Data to examine START

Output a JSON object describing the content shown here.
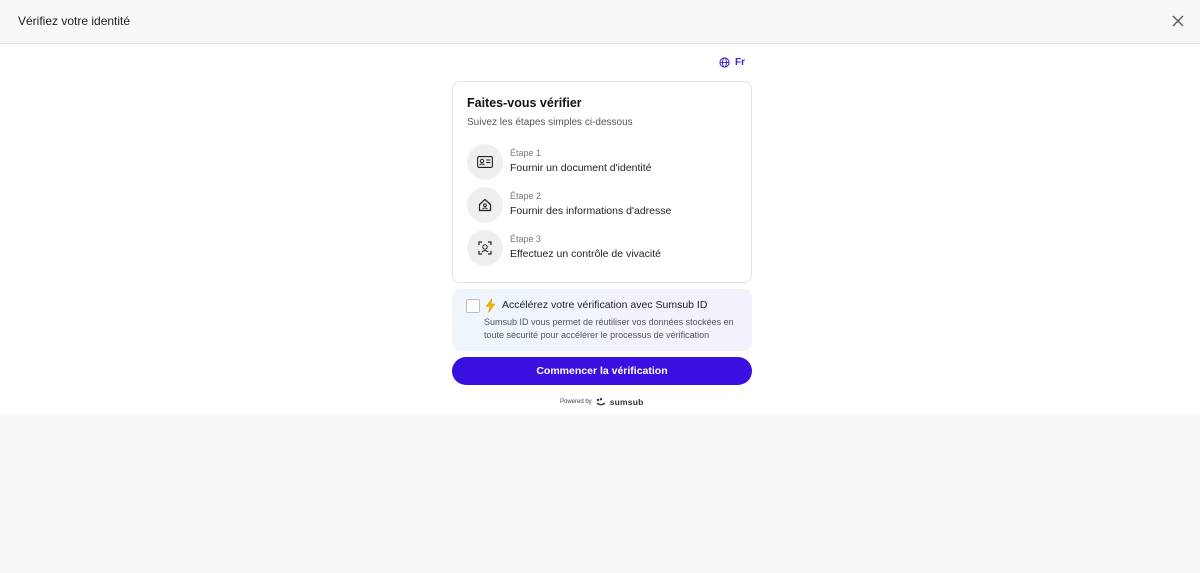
{
  "header": {
    "title": "Vérifiez votre identité"
  },
  "language": {
    "label": "Fr"
  },
  "card": {
    "title": "Faites-vous vérifier",
    "subtitle": "Suivez les étapes simples ci-dessous",
    "steps": [
      {
        "label": "Étape 1",
        "text": "Fournir un document d'identité",
        "icon": "id-card-icon"
      },
      {
        "label": "Étape 2",
        "text": "Fournir des informations d'adresse",
        "icon": "home-icon"
      },
      {
        "label": "Étape 3",
        "text": "Effectuez un contrôle de vivacité",
        "icon": "face-scan-icon"
      }
    ]
  },
  "sumsub_id": {
    "title": "Accélérez votre vérification avec Sumsub ID",
    "description": "Sumsub ID vous permet de réutiliser vos données stockées en toute sécurité pour accélérer le processus de vérification",
    "checked": false
  },
  "cta": {
    "label": "Commencer la vérification"
  },
  "footer": {
    "powered_by": "Powered by",
    "brand": "sumsub"
  },
  "colors": {
    "accent": "#3a10e0",
    "bolt": "#f2b705"
  }
}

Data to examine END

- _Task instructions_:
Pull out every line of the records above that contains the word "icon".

- _Result for this exercise_:
        "icon": "id-card-icon"
        "icon": "home-icon"
        "icon": "face-scan-icon"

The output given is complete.